In the following I will introduce a solution, based on  a generated XML parser using ANTLR4.

  1. We will use the parser to walk through the XML file.

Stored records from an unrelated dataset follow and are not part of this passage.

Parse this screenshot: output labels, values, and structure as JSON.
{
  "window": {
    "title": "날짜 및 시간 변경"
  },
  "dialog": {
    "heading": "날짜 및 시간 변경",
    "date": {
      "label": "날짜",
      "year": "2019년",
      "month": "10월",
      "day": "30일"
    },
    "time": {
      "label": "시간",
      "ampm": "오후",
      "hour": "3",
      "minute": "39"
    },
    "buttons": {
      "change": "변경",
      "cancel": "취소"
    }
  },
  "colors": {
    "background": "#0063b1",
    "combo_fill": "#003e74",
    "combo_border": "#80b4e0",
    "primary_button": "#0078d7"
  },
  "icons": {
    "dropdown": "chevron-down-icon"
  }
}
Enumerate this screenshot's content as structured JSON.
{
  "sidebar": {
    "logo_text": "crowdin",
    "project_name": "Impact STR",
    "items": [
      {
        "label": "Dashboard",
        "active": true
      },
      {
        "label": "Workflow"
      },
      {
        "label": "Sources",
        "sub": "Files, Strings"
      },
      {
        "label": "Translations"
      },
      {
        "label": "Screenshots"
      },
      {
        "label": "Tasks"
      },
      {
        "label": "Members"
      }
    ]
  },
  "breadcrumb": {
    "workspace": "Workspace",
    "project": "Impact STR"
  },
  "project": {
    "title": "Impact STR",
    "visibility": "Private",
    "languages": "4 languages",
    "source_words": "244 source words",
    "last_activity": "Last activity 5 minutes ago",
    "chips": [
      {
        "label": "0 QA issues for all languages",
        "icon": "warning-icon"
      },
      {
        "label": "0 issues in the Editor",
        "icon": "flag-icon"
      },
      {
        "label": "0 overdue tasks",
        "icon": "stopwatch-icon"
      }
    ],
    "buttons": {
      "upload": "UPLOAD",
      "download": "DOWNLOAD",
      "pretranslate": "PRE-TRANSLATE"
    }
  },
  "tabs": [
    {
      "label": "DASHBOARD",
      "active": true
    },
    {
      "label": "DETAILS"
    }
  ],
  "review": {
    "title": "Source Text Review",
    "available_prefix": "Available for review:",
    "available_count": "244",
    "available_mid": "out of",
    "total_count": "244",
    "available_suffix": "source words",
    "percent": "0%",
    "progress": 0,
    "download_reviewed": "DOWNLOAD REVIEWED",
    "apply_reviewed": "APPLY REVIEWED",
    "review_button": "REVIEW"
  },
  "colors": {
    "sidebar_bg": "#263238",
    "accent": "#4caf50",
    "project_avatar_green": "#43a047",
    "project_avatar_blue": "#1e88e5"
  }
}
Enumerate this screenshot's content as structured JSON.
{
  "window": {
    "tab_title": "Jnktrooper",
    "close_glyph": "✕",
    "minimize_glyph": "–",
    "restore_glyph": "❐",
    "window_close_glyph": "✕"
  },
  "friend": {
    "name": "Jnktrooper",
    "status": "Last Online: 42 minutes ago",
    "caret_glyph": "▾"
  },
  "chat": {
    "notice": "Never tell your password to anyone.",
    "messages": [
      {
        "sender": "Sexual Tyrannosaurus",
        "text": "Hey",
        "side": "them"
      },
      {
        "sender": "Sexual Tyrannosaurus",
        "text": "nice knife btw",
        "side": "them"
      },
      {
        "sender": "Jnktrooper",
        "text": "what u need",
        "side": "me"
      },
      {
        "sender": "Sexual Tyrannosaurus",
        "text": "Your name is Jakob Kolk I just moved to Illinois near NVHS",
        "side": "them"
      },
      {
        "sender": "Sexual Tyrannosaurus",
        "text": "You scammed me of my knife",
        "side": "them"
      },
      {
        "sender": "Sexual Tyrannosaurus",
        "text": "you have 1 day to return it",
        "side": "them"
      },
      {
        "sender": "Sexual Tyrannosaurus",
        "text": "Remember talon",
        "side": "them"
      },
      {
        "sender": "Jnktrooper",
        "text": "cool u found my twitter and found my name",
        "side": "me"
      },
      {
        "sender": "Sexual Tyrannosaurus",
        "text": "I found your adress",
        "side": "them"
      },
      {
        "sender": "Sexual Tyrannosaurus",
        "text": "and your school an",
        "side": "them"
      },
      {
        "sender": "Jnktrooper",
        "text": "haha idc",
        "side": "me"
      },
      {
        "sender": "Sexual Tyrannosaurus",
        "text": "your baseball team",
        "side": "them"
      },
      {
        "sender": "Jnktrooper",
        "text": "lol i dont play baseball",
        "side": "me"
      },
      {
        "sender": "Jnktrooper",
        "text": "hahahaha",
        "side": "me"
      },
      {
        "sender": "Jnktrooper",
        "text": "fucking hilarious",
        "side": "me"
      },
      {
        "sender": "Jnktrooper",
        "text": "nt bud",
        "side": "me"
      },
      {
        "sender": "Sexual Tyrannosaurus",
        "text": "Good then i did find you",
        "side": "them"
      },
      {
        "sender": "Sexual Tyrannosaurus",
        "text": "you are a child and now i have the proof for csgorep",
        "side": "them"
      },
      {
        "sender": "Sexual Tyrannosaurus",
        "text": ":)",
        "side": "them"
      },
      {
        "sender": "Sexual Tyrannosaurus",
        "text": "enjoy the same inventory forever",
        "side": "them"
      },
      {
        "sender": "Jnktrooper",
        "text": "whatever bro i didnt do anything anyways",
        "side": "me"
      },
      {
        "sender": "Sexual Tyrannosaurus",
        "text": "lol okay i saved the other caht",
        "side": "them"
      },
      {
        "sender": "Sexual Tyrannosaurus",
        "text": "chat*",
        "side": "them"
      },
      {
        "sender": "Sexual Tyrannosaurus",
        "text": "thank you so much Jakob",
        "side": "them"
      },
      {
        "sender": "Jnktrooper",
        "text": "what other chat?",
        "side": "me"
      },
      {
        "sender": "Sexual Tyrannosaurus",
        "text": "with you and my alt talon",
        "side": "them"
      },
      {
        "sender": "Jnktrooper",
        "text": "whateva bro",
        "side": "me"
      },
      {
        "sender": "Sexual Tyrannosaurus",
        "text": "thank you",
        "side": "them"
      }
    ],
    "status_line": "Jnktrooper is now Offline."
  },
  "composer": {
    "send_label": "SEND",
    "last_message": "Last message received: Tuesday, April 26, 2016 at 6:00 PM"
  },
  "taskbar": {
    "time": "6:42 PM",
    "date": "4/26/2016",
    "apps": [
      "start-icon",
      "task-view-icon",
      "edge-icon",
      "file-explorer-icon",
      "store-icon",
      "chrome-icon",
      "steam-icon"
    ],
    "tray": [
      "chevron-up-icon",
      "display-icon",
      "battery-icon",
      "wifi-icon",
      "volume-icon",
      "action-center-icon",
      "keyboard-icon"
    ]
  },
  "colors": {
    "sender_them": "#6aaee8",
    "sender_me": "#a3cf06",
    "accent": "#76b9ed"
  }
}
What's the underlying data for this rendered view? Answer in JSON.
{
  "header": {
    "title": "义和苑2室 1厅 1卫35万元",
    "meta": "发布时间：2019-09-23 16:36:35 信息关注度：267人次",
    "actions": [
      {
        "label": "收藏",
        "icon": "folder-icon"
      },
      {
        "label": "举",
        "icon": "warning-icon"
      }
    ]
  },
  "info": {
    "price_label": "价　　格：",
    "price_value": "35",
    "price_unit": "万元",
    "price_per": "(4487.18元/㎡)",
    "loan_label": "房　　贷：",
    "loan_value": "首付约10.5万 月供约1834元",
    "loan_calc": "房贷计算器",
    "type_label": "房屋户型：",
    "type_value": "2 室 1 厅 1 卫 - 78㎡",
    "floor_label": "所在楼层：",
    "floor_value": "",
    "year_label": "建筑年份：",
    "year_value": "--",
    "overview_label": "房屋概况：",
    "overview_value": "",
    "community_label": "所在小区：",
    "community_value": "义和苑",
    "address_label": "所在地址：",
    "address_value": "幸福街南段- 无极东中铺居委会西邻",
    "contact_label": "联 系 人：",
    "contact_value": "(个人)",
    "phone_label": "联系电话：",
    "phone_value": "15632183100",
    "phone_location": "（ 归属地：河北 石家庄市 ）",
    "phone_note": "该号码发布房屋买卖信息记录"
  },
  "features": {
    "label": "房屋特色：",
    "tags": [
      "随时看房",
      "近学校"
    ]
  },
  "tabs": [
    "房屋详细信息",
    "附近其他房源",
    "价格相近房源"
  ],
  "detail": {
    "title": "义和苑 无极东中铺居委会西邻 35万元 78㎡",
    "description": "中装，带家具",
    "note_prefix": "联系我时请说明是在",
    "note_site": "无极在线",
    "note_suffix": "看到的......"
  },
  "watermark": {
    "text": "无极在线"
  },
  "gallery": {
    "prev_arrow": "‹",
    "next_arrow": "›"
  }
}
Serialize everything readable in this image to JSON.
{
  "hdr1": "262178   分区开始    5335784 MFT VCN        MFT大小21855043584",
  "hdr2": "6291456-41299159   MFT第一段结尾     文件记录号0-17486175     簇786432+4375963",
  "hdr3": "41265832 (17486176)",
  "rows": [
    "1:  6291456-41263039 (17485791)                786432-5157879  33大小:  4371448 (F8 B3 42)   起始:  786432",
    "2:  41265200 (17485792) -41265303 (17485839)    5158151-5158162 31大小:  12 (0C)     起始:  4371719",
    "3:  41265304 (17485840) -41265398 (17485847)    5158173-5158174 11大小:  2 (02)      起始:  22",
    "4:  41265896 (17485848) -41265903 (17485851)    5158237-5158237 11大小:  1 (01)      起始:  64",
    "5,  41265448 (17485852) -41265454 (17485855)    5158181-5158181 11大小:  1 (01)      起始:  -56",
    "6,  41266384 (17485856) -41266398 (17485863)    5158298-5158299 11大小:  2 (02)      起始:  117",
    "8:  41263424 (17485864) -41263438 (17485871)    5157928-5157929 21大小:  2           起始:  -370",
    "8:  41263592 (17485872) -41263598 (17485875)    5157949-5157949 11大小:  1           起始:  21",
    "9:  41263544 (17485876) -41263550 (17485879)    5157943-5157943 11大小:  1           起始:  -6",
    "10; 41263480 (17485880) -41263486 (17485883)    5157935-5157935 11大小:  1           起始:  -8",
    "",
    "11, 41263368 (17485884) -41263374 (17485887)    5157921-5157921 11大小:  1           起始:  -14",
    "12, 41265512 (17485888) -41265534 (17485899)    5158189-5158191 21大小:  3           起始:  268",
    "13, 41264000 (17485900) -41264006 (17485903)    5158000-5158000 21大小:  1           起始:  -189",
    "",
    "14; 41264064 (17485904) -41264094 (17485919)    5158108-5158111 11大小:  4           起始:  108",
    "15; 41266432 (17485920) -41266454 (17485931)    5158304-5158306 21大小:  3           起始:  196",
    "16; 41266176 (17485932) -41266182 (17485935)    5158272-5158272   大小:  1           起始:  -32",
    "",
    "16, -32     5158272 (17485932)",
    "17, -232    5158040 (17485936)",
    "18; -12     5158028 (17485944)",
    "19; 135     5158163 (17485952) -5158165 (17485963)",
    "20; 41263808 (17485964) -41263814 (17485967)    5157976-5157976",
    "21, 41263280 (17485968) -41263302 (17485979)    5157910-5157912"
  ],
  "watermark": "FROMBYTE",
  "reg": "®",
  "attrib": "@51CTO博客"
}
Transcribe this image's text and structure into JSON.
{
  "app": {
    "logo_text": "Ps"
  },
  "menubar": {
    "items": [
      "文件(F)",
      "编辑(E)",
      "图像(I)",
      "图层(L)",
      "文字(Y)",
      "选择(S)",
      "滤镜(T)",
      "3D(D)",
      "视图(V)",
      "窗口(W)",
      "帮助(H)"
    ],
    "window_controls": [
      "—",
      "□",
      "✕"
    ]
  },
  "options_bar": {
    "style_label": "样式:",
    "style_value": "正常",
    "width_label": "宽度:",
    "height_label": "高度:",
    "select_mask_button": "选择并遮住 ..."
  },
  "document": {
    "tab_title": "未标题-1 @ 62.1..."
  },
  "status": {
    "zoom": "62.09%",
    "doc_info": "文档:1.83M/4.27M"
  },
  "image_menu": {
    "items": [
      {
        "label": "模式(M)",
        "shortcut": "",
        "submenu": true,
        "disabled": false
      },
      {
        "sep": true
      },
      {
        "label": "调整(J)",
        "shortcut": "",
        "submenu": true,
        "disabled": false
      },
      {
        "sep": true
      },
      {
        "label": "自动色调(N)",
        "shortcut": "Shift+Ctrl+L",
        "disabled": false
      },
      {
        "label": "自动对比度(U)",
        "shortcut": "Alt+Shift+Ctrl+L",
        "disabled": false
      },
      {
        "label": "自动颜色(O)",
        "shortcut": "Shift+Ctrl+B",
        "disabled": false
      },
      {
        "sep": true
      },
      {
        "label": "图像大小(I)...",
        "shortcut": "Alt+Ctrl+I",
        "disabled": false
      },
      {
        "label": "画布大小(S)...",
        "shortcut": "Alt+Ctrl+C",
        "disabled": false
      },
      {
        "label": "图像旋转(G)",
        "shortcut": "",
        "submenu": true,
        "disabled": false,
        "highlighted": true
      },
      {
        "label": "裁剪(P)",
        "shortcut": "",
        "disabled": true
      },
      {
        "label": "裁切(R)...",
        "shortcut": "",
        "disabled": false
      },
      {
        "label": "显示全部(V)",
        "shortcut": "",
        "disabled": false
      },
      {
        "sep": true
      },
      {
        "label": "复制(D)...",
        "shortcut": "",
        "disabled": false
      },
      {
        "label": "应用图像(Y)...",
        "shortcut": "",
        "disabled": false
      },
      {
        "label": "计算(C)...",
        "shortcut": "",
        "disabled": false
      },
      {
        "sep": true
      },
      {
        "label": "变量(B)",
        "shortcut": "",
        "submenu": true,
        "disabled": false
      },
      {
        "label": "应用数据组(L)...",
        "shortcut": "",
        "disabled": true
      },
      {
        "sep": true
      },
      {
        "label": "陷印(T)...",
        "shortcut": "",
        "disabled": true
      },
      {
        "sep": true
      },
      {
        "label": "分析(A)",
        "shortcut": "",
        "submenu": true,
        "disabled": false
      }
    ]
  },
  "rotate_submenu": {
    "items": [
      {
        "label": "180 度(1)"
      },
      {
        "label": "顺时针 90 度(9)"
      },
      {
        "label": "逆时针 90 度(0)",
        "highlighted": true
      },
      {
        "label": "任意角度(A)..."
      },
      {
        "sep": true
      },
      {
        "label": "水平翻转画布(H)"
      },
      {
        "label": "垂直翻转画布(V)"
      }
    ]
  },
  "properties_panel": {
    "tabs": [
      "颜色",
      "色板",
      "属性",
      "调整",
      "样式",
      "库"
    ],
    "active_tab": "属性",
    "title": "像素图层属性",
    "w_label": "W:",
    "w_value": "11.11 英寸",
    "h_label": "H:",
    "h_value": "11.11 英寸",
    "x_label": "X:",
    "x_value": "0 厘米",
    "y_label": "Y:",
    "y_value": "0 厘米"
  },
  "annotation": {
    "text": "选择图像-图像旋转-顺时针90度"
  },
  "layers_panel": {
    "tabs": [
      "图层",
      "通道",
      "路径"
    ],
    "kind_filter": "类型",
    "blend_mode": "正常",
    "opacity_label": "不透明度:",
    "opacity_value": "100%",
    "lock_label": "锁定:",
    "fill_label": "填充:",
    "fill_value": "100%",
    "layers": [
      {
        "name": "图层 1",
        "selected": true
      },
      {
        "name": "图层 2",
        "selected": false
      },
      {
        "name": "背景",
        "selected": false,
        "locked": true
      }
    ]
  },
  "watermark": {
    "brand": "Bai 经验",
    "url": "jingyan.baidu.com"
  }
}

While the parser is doing it’s work it will spit out byte offsets whenever a certain criteria is fulfilled (in the example we will search for XML-Elements with the name ‘page’).
  2. I will use the byte offsets to access the XML file and to read portions of XML into a Java bean using JAXB.

The Following works very well on a ~17GB Wikipedia dump/20170501/dewiki-20170501-pages-articles-multistream.xml.bz2 . I still had to increase heap size using -xX6GB but compared to a DOM approach this looks much more acceptable.

1. Get XML Grammar

cd /tmp
git clone

2. Generate Parser

cd /tmp/grammars-v4/xml/
mvn clean install

3. Copy Generated Java files to your Project

cp -r target/generated-sources/antlr4 /path/to/your/project/gen

4. Hook in with a Listener to collect character offsets

package stack43366566;

import java.util.ArrayList;
import java.util.List;

import org.antlr.v4.runtime.ANTLRFileStream;
import org.antlr.v4.runtime.CommonTokenStream;
import org.antlr.v4.runtime.tree.ParseTreeWalker;

import stack43366566.gen.XMLLexer;
import stack43366566.gen.XMLParser;
import stack43366566.gen.XMLParser.DocumentContext;
import stack43366566.gen.XMLParserBaseListener;

public class FindXmlOffset {

    List<Integer> offsets = null;
    String searchForElement = null;

    public class MyXMLListener extends XMLParserBaseListener {
        public void enterElement(XMLParser.ElementContext ctx) {
            String name = ctx.Name().get(0).getText();
            if (searchForElement.equals(name)) {

    public List<Integer> createOffsets(String file, String elementName) {
        searchForElement = elementName;
        offsets = new ArrayList<>();
        try {
            XMLLexer lexer = new XMLLexer(new ANTLRFileStream(file));
            CommonTokenStream tokens = new CommonTokenStream(lexer);
            XMLParser parser = new XMLParser(tokens);
            DocumentContext ctx = parser.document();
            ParseTreeWalker walker = new ParseTreeWalker();
            MyXMLListener listener = new MyXMLListener();
            walker.walk(listener, ctx);
            return offsets;
        } catch (Exception e) {
            throw new RuntimeException(e);

    public static void main(String[] arg) {
        System.out.println("Search for offsets.");
        List<Integer> offsets = new FindXmlOffset().createOffsets("/tmp/dewiki-20170501-pages-articles-multistream.xml",
        System.out.println("Offsets: " + offsets);


5. Result


Offsets: [2441, 10854, 30257, 51419 ….

6. Read from Offset Position

To test the code I’ve written class that reads in each wikipedia page to a java object

class Page {
 public Page(){};
 public String title;

using basically this code

private Page readPage(Integer offset, String filename) {
        try (Reader in = new FileReader(filename)) {
            ObjectMapper mapper = new XmlMapper();
             mapper.configure(DeserializationFeature.FAIL_ON_UNKNOWN_PROPERTIES, false);
            Page object = mapper.readValue(in, Page.class);
            return object;
        } catch (Exception e) {
            throw new RuntimeException(e);


Find complete example on github.